Dead in the Sierras, Op.67 No.2 (1905); Drakeís Drum (1906); Sea Drift, Op.69 (1908); O Mariners, Out of the Sunlight (1910); The Lee Shore (1911); The Sea Shell (1911); The Evening Star (1911)

 :)

Actually, I do. It's clear that Jonathan Woolf is not terribly in sympathy with what he describes variously as 'dutiful Victoriana' or 'British balladry', whereas some of us are prepared to admit that we are comfortable with both. SC-T wasn't the first or last composer to write what he knew would be popular with his public in order to put food on the table and I think it's ungracious to chastise him and others for doing it. As Mr Woolf confirms, SC-T could produce more profound utterances when the mood took him.

As to the part songs, I entirely agree that we could do with a CD of them, as many are remarkably fine. In my opinion, the best of the lost is Summer is Gone (1911) which crops up occasionally on recordings: notably, this one

(https://d1iiivw74516uk.cloudfront.net/eyJidWNrZXQiOiJwcmVzdG8tY292ZXItaW1hZ2VzIiwia2V5IjoiNzk1NjA1NC4xLmpwZyIsImVkaXRzIjp7InJlc2l6ZSI6eyJ3aWR0aCI6MzAwfSwianBlZyI6eyJxdWFsaXR5Ijo2NX0sInRvRm9ybWF0IjoianBlZyJ9LCJ0aW1lc3RhbXAiOjE0NzExNzYxODN9)

which contains all manner of other delights by Sullivan, Stanford, Elgar, Parry, George MacFarren, Robert Pearsall et al,

and on this:

https://www.discogs.com/Lumen-Valo-Gravity/release/18776962 (https://www.discogs.com/Lumen-Valo-Gravity/release/18776962) which is a stunning recording by this Finnish group with, again, many other lovely part-songs by Finzi, RVW and so on.

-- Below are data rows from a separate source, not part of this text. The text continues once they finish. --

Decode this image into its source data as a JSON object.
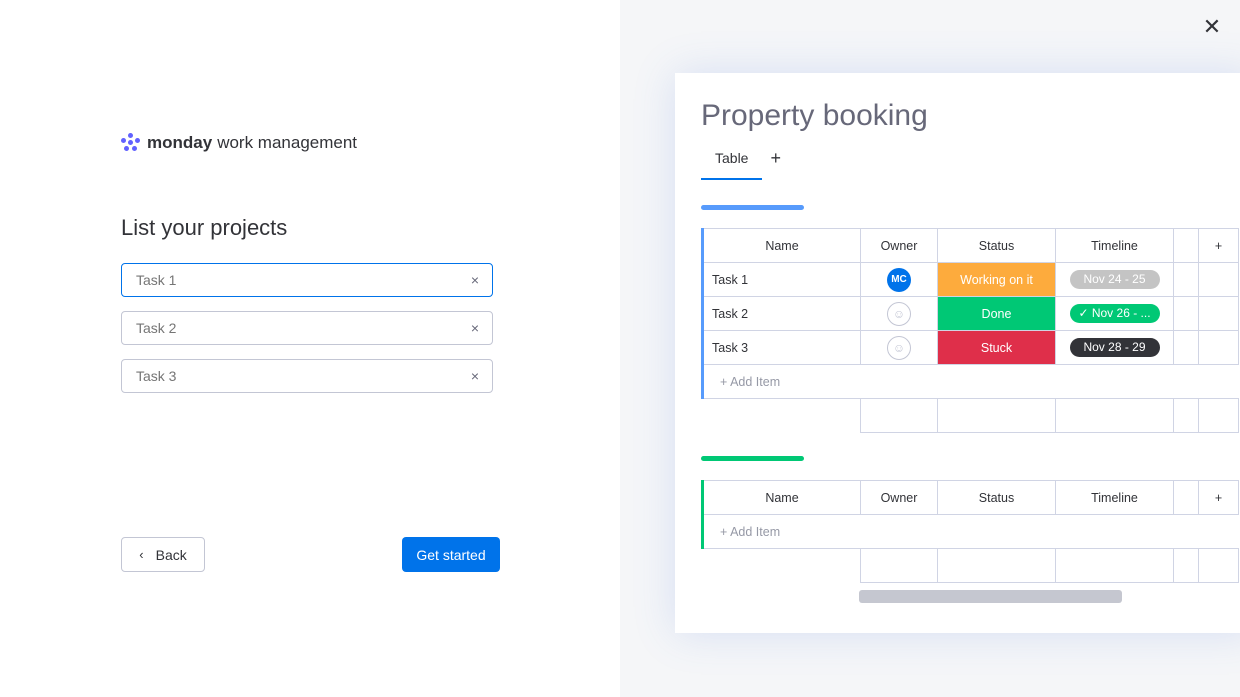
{
  "logo": {
    "brand": "monday",
    "product": "work management"
  },
  "onboarding": {
    "heading": "List your projects",
    "tasks": [
      {
        "value": "",
        "placeholder": "Task 1"
      },
      {
        "value": "",
        "placeholder": "Task 2"
      },
      {
        "value": "",
        "placeholder": "Task 3"
      }
    ],
    "clear_icon": "×",
    "back_label": "Back",
    "back_icon": "‹",
    "start_label": "Get started"
  },
  "preview": {
    "close_icon": "✕",
    "title": "Property booking",
    "tab_label": "Table",
    "tab_add": "+",
    "columns": [
      "Name",
      "Owner",
      "Status",
      "Timeline"
    ],
    "add_col": "+",
    "rows": [
      {
        "name": "Task 1",
        "owner": "MC",
        "status": "Working on it",
        "status_color": "#fdab3d",
        "timeline": "Nov 24 - 25",
        "timeline_bg": "#c4c4c4",
        "timeline_color": "#ffffff"
      },
      {
        "name": "Task 2",
        "owner": "",
        "status": "Done",
        "status_color": "#00c875",
        "timeline": "✓ Nov 26 - ...",
        "timeline_bg": "#00c875",
        "timeline_color": "#ffffff"
      },
      {
        "name": "Task 3",
        "owner": "",
        "status": "Stuck",
        "status_color": "#df2f4a",
        "timeline": "Nov 28 - 29",
        "timeline_bg": "#323338",
        "timeline_color": "#ffffff"
      }
    ],
    "add_item": "+ Add Item",
    "group1_color": "#579bfc",
    "group2_color": "#00c875",
    "owner_color": "#0073ea"
  }
}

Title: Re: Coleridge-Taylor: Songs
Post by: Albion on September 12, 2021, 12:40:11 pm
Actually, I do. It's clear that Jonathan Woolf is not terribly in sympathy with what he describes variously as 'dutiful Victoriana' or 'British balladry', whereas some of us are prepared to admit that we are comfortable with both.

Indeed, if the latest Sullivan songs discs on Chandos had been called "Ballads" it would have no doubt drawn derogatory comments and immediately put the deadening touch of the aspidistra and antimacassar on it. As it is, The Harmonious Echo has been very positively received. Title and marketing are so important when it comes to cloth-eared critics...

 ::)

...perhaps they may not have even noticed that the quote is from the much-maligned The Lost Chord.